“Diesel HPR has qualities that all diesel fuels should have; higher lubricity, higher cetane, and lower emissions.”
Erik Miller

#2 Air Intake and #3 Exhaust Systems

Air intake and exhaust are a little more straightforward. I group them together for a reason; the internal combustion engine is an air pump. It draws air in and blows it out, so the less work the engine has to do to move that air, the more efficiently it runs. And better efficiency results in more power and better fuel economy.

Compared to the fuel system, intake and exhaust upgrades are more expensive to install. There’s a lot of options to fit budgets and objectives of all shapes and sizes, but for your average weekend wrencher, improved efficiency can be achieved just by regularly replacing the air filter.
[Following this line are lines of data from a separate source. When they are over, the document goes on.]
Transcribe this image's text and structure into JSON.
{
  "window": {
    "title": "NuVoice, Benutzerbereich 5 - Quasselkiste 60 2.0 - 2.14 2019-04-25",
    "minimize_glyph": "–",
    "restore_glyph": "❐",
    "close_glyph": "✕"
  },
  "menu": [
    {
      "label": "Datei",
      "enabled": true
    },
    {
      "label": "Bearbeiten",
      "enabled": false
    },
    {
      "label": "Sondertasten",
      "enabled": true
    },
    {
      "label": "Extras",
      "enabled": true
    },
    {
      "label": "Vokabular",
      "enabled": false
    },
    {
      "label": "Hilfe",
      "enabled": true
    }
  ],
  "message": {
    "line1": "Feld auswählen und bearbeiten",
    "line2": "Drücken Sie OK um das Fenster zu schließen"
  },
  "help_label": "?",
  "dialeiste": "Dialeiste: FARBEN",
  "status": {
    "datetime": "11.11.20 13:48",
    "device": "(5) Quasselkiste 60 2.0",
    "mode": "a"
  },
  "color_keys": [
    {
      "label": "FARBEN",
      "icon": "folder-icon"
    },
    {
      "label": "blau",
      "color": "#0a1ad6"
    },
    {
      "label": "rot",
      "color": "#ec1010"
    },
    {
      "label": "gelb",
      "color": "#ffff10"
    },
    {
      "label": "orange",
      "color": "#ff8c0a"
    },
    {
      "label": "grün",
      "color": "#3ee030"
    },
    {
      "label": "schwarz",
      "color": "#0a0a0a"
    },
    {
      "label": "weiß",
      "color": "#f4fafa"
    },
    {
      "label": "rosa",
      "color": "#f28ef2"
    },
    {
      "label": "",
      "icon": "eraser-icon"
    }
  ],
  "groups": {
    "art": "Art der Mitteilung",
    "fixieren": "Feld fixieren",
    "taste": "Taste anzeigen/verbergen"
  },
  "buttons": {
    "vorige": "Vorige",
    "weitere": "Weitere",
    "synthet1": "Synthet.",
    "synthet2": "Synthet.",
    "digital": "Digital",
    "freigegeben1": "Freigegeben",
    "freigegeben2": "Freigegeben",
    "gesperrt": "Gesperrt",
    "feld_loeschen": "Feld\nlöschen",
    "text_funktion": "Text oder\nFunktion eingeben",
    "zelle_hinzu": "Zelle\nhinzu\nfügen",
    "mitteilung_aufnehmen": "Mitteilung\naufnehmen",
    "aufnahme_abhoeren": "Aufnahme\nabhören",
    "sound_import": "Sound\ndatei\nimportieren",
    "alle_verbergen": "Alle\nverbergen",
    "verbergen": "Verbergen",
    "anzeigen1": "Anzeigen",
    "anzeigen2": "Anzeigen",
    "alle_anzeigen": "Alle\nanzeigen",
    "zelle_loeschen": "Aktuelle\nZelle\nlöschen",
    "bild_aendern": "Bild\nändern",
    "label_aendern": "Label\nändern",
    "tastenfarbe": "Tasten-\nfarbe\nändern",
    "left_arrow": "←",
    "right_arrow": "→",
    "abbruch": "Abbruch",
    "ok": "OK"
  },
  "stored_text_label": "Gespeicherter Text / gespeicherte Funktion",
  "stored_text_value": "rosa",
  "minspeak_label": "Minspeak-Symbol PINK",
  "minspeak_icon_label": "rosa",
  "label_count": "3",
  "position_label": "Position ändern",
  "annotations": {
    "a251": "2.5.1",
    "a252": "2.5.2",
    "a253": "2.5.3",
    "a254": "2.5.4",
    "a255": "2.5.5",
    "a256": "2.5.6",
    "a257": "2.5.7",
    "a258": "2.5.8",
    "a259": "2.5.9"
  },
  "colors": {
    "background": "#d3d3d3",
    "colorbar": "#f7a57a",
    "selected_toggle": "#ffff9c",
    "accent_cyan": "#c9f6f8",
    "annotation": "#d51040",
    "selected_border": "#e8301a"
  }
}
You could also try a new high flow drop-in filter, or, if you’re feeling ambitious, you could install an aftermarket air intake system.

The exhaust systems job is getting air out, which is the third piece of the performance trifecta. There are some key things to consider when optimizing your exhaust system.

Make sure to identify your exhaust emissions and determine what type of exhaust note you are looking for. For some diesels built around 2000, a complete high flow turbo back system can be installed, since some vehicles around this time were built without catalytic converters.

Even newer diesels with catalytic converters can still benefit from a “cat back” high flow exhaust, or even a “DPF back” exhaust system with wider piping diameter. “Cat back” exhaust is installed behind the catalytic converter, and “DPF back is installed after the diesel particulate filter (DPF).

It’s pretty amazing how restrictive factory installed mufflers and exhaust piping can be. Exhaust upgrades can reduce back pressure, improve exhaust efficiency, and increase MPG and horsepower, and if running Diesel HPR, reduce emissions as well.

Check out these three components of your system first, and you’ll be off to a good start. As you learn more about your engine and how to maximize its performance, you’ll get hooked on making it better! Feel free to reach out if you need a hand.

Erik Miller


I started my professional automotive career in 1991, working at two of the largest Chevy dealers in the Sacramento area from 1991 to 2012. During this time, I was a Dealership Foreman and helped develop a transmission education program for a local college. I enjoy working in and understanding all areas of auto repair.

With time, I was drawn to two types OFX vehicles— diesels and Corvettes. I ended up a little obsessed with both, and spent some time at a Corvette performance and restoration shop. I’ve been with DMAXstore for the last 5 years doing diagnostics, repairs, and custom work.

The fact that DMAXstore works exclusively with Duramax diesels has allowed me to completely immerse myself in the diesel industry. I currently drive a 2006 Silverado Duramax and my son drives a 2003 GMC Sierra Duramax. I just purchased a 2015 GMC Denali dually (also a Duramax), and I’m also working on a long-term 1964 Buick Skylark Duramax project. I think you can see my obsession!